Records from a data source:
-- Opening Marker --
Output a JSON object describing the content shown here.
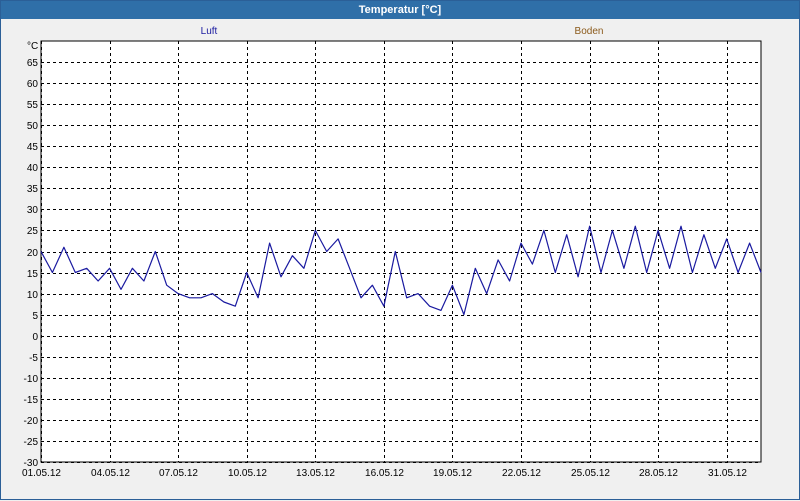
{
  "window": {
    "title": "Temperatur [°C]"
  },
  "colors": {
    "luft": "#1a1aa0",
    "boden": "#8b5a1a",
    "titlebar": "#2f6fa8"
  },
  "chart_data": {
    "type": "line",
    "title": "Temperatur [°C]",
    "ylabel": "°C",
    "xlabel": "",
    "ylim": [
      -30,
      70
    ],
    "xlim": [
      "01.05.12",
      "01.06.12 12:00"
    ],
    "grid": true,
    "legend_placement": "top",
    "x_ticks": [
      "01.05.12",
      "04.05.12",
      "07.05.12",
      "10.05.12",
      "13.05.12",
      "16.05.12",
      "19.05.12",
      "22.05.12",
      "25.05.12",
      "28.05.12",
      "31.05.12"
    ],
    "y_ticks": [
      -30,
      -25,
      -20,
      -15,
      -10,
      -5,
      0,
      5,
      10,
      15,
      20,
      25,
      30,
      35,
      40,
      45,
      50,
      55,
      60,
      65
    ],
    "series": [
      {
        "name": "Luft",
        "color": "#1a1aa0",
        "x": [
          "01.05.12 00:00",
          "01.05.12 12:00",
          "02.05.12 00:00",
          "02.05.12 12:00",
          "03.05.12 00:00",
          "03.05.12 12:00",
          "04.05.12 00:00",
          "04.05.12 12:00",
          "05.05.12 00:00",
          "05.05.12 12:00",
          "06.05.12 00:00",
          "06.05.12 12:00",
          "07.05.12 00:00",
          "07.05.12 12:00",
          "08.05.12 00:00",
          "08.05.12 12:00",
          "09.05.12 00:00",
          "09.05.12 12:00",
          "10.05.12 00:00",
          "10.05.12 12:00",
          "11.05.12 00:00",
          "11.05.12 12:00",
          "12.05.12 00:00",
          "12.05.12 12:00",
          "13.05.12 00:00",
          "13.05.12 12:00",
          "14.05.12 00:00",
          "14.05.12 12:00",
          "15.05.12 00:00",
          "15.05.12 12:00",
          "16.05.12 00:00",
          "16.05.12 12:00",
          "17.05.12 00:00",
          "17.05.12 12:00",
          "18.05.12 00:00",
          "18.05.12 12:00",
          "19.05.12 00:00",
          "19.05.12 12:00",
          "20.05.12 00:00",
          "20.05.12 12:00",
          "21.05.12 00:00",
          "21.05.12 12:00",
          "22.05.12 00:00",
          "22.05.12 12:00",
          "23.05.12 00:00",
          "23.05.12 12:00",
          "24.05.12 00:00",
          "24.05.12 12:00",
          "25.05.12 00:00",
          "25.05.12 12:00",
          "26.05.12 00:00",
          "26.05.12 12:00",
          "27.05.12 00:00",
          "27.05.12 12:00",
          "28.05.12 00:00",
          "28.05.12 12:00",
          "29.05.12 00:00",
          "29.05.12 12:00",
          "30.05.12 00:00",
          "30.05.12 12:00",
          "31.05.12 00:00",
          "31.05.12 12:00",
          "01.06.12 00:00",
          "01.06.12 12:00"
        ],
        "y": [
          20,
          15,
          21,
          15,
          16,
          13,
          16,
          11,
          16,
          13,
          20,
          12,
          10,
          9,
          9,
          10,
          8,
          7,
          15,
          9,
          22,
          14,
          19,
          16,
          25,
          20,
          23,
          16,
          9,
          12,
          7,
          20,
          9,
          10,
          7,
          6,
          12,
          5,
          16,
          10,
          18,
          13,
          22,
          17,
          25,
          15,
          24,
          14,
          26,
          15,
          25,
          16,
          26,
          15,
          25,
          16,
          26,
          15,
          24,
          16,
          23,
          15,
          22,
          15
        ]
      },
      {
        "name": "Boden",
        "color": "#8b5a1a",
        "x": [],
        "y": []
      }
    ]
  }
}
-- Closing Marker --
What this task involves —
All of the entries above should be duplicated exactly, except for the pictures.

Response area —
Output a JSON object describing the content shown here.
{
  "window": {
    "title": "Temperatur [°C]"
  },
  "colors": {
    "luft": "#1a1aa0",
    "boden": "#8b5a1a",
    "titlebar": "#2f6fa8"
  },
  "chart_data": {
    "type": "line",
    "title": "Temperatur [°C]",
    "ylabel": "°C",
    "xlabel": "",
    "ylim": [
      -30,
      70
    ],
    "xlim": [
      "01.05.12",
      "01.06.12 12:00"
    ],
    "grid": true,
    "legend_placement": "top",
    "x_ticks": [
      "01.05.12",
      "04.05.12",
      "07.05.12",
      "10.05.12",
      "13.05.12",
      "16.05.12",
      "19.05.12",
      "22.05.12",
      "25.05.12",
      "28.05.12",
      "31.05.12"
    ],
    "y_ticks": [
      -30,
      -25,
      -20,
      -15,
      -10,
      -5,
      0,
      5,
      10,
      15,
      20,
      25,
      30,
      35,
      40,
      45,
      50,
      55,
      60,
      65
    ],
    "series": [
      {
        "name": "Luft",
        "color": "#1a1aa0",
        "x": [
          "01.05.12 00:00",
          "01.05.12 12:00",
          "02.05.12 00:00",
          "02.05.12 12:00",
          "03.05.12 00:00",
          "03.05.12 12:00",
          "04.05.12 00:00",
          "04.05.12 12:00",
          "05.05.12 00:00",
          "05.05.12 12:00",
          "06.05.12 00:00",
          "06.05.12 12:00",
          "07.05.12 00:00",
          "07.05.12 12:00",
          "08.05.12 00:00",
          "08.05.12 12:00",
          "09.05.12 00:00",
          "09.05.12 12:00",
          "10.05.12 00:00",
          "10.05.12 12:00",
          "11.05.12 00:00",
          "11.05.12 12:00",
          "12.05.12 00:00",
          "12.05.12 12:00",
          "13.05.12 00:00",
          "13.05.12 12:00",
          "14.05.12 00:00",
          "14.05.12 12:00",
          "15.05.12 00:00",
          "15.05.12 12:00",
          "16.05.12 00:00",
          "16.05.12 12:00",
          "17.05.12 00:00",
          "17.05.12 12:00",
          "18.05.12 00:00",
          "18.05.12 12:00",
          "19.05.12 00:00",
          "19.05.12 12:00",
          "20.05.12 00:00",
          "20.05.12 12:00",
          "21.05.12 00:00",
          "21.05.12 12:00",
          "22.05.12 00:00",
          "22.05.12 12:00",
          "23.05.12 00:00",
          "23.05.12 12:00",
          "24.05.12 00:00",
          "24.05.12 12:00",
          "25.05.12 00:00",
          "25.05.12 12:00",
          "26.05.12 00:00",
          "26.05.12 12:00",
          "27.05.12 00:00",
          "27.05.12 12:00",
          "28.05.12 00:00",
          "28.05.12 12:00",
          "29.05.12 00:00",
          "29.05.12 12:00",
          "30.05.12 00:00",
          "30.05.12 12:00",
          "31.05.12 00:00",
          "31.05.12 12:00",
          "01.06.12 00:00",
          "01.06.12 12:00"
        ],
        "y": [
          20,
          15,
          21,
          15,
          16,
          13,
          16,
          11,
          16,
          13,
          20,
          12,
          10,
          9,
          9,
          10,
          8,
          7,
          15,
          9,
          22,
          14,
          19,
          16,
          25,
          20,
          23,
          16,
          9,
          12,
          7,
          20,
          9,
          10,
          7,
          6,
          12,
          5,
          16,
          10,
          18,
          13,
          22,
          17,
          25,
          15,
          24,
          14,
          26,
          15,
          25,
          16,
          26,
          15,
          25,
          16,
          26,
          15,
          24,
          16,
          23,
          15,
          22,
          15
        ]
      },
      {
        "name": "Boden",
        "color": "#8b5a1a",
        "x": [],
        "y": []
      }
    ]
  }
}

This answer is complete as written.